On my draw step, I drew Ancestral Recall! Of course, I had to play that! Right? Well, maybe not actually. I’m holding Merchant Scroll and Force. Scroll is guaranteed to get me Pact of Negation if I want it. Ancestral may or may not get me a counterspell. And in this position, Pact is the best countermagic. I ultimately went for Ancestral because if I drew another land (and so far, Orchard was my only land), I’d be able to Scroll with that mana for Pact. Unfortunately, I drew Mana Drain, something irrelevant, and Time Walk, but no Pact or land.

I passed the turn.

On his turn he played Underground Sea. He thought for a moment and then attacked me with tokens. I took the damage.

Turn 3:

Again, I stacked the Crypt and Oath triggers. I decided to Oath. This may have been a mistake. I literally Oathed every single card away except for one. The final Platinum Angel was the second to last card in my deck!

Most upsetting, the final Pact of Negation was sitting right above it.

The second Angel came into play, I drew the final card in my deck (Mox Jet, boo hoo).

I attacked him with my Angel and played Time Walk.

I took a Walk in time and attacked with both Angels now.

On his endstep, he played Vampiric Tutor. I thought for a moment and decided to Force of Will it.

I was extremely vulnerable here. If he had a single Force of Will, he could have gotten Echoing Truth and I would have died on my draw step.

I’m almost certain that the correct play was to not Oath so that I could Scroll for Pact of Negation to secure my board state. Remember, this is a control deck too.

Second, watch out for Stifles. Do not walk into a Stifle, as you may find yourself dead.

Third, be very careful with your mana. Play your instants on your opponent’s turn if you can. Ponder will have to be played on your turn, but just be aware of the consequences.

Fourth, watch your lands. Do not fetch out the Tropical Island unless you have the Oath. It may be wise to actually sit on a Fetchlands if you have the available mana. There is only one Tropical Island, so if it gets Wastelanded and you can’t find an Orchard, you won’t be able to easily cast Oath. You’ll need a Mox or a Lotus. You also need to be careful about the consequences of getting Wastelanded. Don’t just throw out your Orchard if you’ll need it later on to cast an Oath.

Fifth, use Brainstorm judiciously. It has synergies with Platinum Angel. You can put an Oath on the stack, Brainstorm back an Angel and Oath it directly into play. Scrolling for a Brainstorm could be the right play in many circumstances.

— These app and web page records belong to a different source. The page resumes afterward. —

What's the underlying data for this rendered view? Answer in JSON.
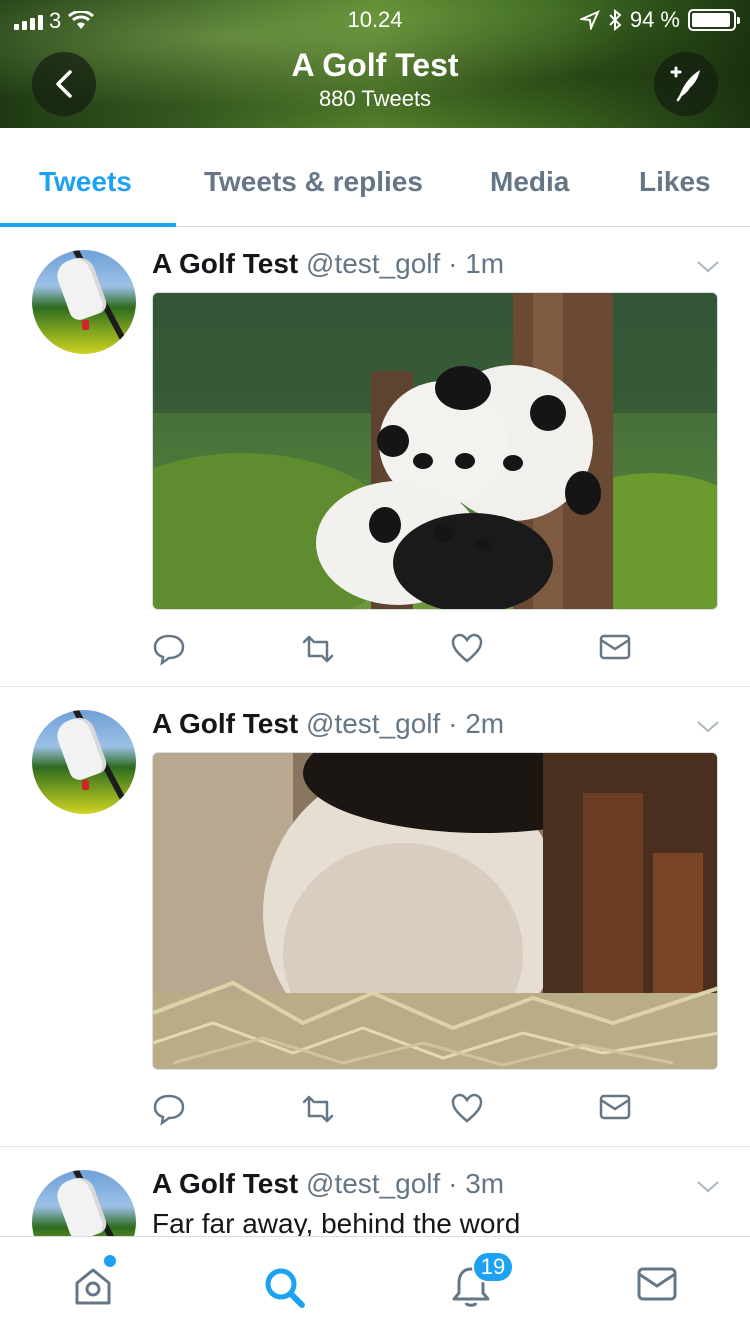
{
  "status_bar": {
    "carrier": "3",
    "time": "10.24",
    "battery_percent_label": "94 %",
    "battery_level": 0.94
  },
  "header": {
    "title": "A Golf Test",
    "subtitle": "880 Tweets",
    "back_icon": "chevron-left-icon",
    "compose_icon": "compose-feather-icon"
  },
  "tabs": [
    {
      "label": "Tweets",
      "active": true
    },
    {
      "label": "Tweets & replies",
      "active": false
    },
    {
      "label": "Media",
      "active": false
    },
    {
      "label": "Likes",
      "active": false
    }
  ],
  "tweets": [
    {
      "name": "A Golf Test",
      "handle": "@test_golf",
      "time": "1m",
      "media": "pandas-photo"
    },
    {
      "name": "A Golf Test",
      "handle": "@test_golf",
      "time": "2m",
      "media": "panda-closeup-photo"
    },
    {
      "name": "A Golf Test",
      "handle": "@test_golf",
      "time": "3m",
      "text": "Far far away, behind the word"
    }
  ],
  "tabbar": {
    "items": [
      "home-icon",
      "search-icon",
      "notifications-icon",
      "messages-icon"
    ],
    "notification_count": "19",
    "accent": "#1da1f2"
  }
}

Sixth, in some situations you will go below 0 life. At that point, some tactical options are off the table, such as breaking fetchlands or pitch casting Force of Will. Plan ahead and you shouldn’t run into problems.


This deck is very good. I’m actually shocked that there has been essentially no public discussion on this concept. It’s actually one of the very, very few decks, perhaps the only, that actually has an even matchup against Ichorid in game 1.

It’s too early to say what will happen with this deck, but I think that this will be a serious contender for one of the upper tier decks in Vintage at the moment, along with MUD variants, Tog, and the like. Cunning Wish is frightening to have to face. I could imagine Tog could theoretically give this deck fits in the right circumstances. But that works both ways.

In spite of its power, this deck has some key weaknesses. The first is that it’s sort of like Flash in that you put your fate into the luck of the draw rather than exercising playskill to win tournaments. There will be hands where you just can’t get the Oath out in time. And even if you have the combo, you may not have the solutions to your opponent’s threats. The flip side of that is that the deck has the potential to just go broken. And when it does, there is little your opponent will be able to do about it.

In any case, I’m confident that will be seeing more of this deck in the near future. I think you’ll agree.

Until then…

Stephen Menendian